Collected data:
┄┄┄┄┄┄┄┄┄┄┄┄┄┄┄┄┄┄┄┄
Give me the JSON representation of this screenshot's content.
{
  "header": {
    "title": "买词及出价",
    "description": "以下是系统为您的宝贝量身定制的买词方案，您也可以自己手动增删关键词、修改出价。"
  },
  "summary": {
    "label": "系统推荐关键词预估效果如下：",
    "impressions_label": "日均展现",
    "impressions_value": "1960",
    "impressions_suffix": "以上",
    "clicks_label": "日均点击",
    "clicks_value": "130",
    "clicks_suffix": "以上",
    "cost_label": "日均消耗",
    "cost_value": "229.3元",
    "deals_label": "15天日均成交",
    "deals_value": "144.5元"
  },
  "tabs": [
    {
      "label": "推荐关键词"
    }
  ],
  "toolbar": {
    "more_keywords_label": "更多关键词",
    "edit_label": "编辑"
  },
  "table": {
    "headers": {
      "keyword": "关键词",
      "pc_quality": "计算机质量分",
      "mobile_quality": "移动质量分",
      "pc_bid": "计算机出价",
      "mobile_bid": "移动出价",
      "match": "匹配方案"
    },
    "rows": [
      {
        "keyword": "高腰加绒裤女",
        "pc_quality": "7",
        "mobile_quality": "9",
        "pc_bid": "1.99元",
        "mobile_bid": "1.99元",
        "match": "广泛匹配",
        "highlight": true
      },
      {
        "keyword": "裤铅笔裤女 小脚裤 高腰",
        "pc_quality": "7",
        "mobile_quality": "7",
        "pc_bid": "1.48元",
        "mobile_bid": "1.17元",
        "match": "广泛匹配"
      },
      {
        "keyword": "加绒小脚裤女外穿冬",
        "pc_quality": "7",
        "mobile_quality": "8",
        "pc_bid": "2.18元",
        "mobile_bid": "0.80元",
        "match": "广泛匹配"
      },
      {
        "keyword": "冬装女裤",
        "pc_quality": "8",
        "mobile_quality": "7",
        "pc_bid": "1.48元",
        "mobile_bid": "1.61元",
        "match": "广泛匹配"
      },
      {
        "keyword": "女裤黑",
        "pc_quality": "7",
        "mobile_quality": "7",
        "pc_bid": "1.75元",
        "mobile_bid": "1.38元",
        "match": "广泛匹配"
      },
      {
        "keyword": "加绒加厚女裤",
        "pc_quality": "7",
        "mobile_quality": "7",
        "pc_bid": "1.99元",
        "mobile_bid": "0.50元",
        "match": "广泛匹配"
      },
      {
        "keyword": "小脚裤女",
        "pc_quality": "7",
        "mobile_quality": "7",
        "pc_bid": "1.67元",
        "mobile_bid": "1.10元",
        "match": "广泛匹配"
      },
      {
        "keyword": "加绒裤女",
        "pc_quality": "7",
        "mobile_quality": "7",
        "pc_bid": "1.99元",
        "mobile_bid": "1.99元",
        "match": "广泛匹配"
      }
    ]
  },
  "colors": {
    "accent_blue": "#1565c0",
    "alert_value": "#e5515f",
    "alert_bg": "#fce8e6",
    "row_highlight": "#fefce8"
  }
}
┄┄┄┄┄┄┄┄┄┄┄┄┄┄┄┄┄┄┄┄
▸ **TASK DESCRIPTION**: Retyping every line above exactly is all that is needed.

▸ **ANSWER TO THIS EXERCISE**:
Give me the JSON representation of this screenshot's content.
{
  "header": {
    "title": "买词及出价",
    "description": "以下是系统为您的宝贝量身定制的买词方案，您也可以自己手动增删关键词、修改出价。"
  },
  "summary": {
    "label": "系统推荐关键词预估效果如下：",
    "impressions_label": "日均展现",
    "impressions_value": "1960",
    "impressions_suffix": "以上",
    "clicks_label": "日均点击",
    "clicks_value": "130",
    "clicks_suffix": "以上",
    "cost_label": "日均消耗",
    "cost_value": "229.3元",
    "deals_label": "15天日均成交",
    "deals_value": "144.5元"
  },
  "tabs": [
    {
      "label": "推荐关键词"
    }
  ],
  "toolbar": {
    "more_keywords_label": "更多关键词",
    "edit_label": "编辑"
  },
  "table": {
    "headers": {
      "keyword": "关键词",
      "pc_quality": "计算机质量分",
      "mobile_quality": "移动质量分",
      "pc_bid": "计算机出价",
      "mobile_bid": "移动出价",
      "match": "匹配方案"
    },
    "rows": [
      {
        "keyword": "高腰加绒裤女",
        "pc_quality": "7",
        "mobile_quality": "9",
        "pc_bid": "1.99元",
        "mobile_bid": "1.99元",
        "match": "广泛匹配",
        "highlight": true
      },
      {
        "keyword": "裤铅笔裤女 小脚裤 高腰",
        "pc_quality": "7",
        "mobile_quality": "7",
        "pc_bid": "1.48元",
        "mobile_bid": "1.17元",
        "match": "广泛匹配"
      },
      {
        "keyword": "加绒小脚裤女外穿冬",
        "pc_quality": "7",
        "mobile_quality": "8",
        "pc_bid": "2.18元",
        "mobile_bid": "0.80元",
        "match": "广泛匹配"
      },
      {
        "keyword": "冬装女裤",
        "pc_quality": "8",
        "mobile_quality": "7",
        "pc_bid": "1.48元",
        "mobile_bid": "1.61元",
        "match": "广泛匹配"
      },
      {
        "keyword": "女裤黑",
        "pc_quality": "7",
        "mobile_quality": "7",
        "pc_bid": "1.75元",
        "mobile_bid": "1.38元",
        "match": "广泛匹配"
      },
      {
        "keyword": "加绒加厚女裤",
        "pc_quality": "7",
        "mobile_quality": "7",
        "pc_bid": "1.99元",
        "mobile_bid": "0.50元",
        "match": "广泛匹配"
      },
      {
        "keyword": "小脚裤女",
        "pc_quality": "7",
        "mobile_quality": "7",
        "pc_bid": "1.67元",
        "mobile_bid": "1.10元",
        "match": "广泛匹配"
      },
      {
        "keyword": "加绒裤女",
        "pc_quality": "7",
        "mobile_quality": "7",
        "pc_bid": "1.99元",
        "mobile_bid": "1.99元",
        "match": "广泛匹配"
      }
    ]
  },
  "colors": {
    "accent_blue": "#1565c0",
    "alert_value": "#e5515f",
    "alert_bg": "#fce8e6",
    "row_highlight": "#fefce8"
  }
}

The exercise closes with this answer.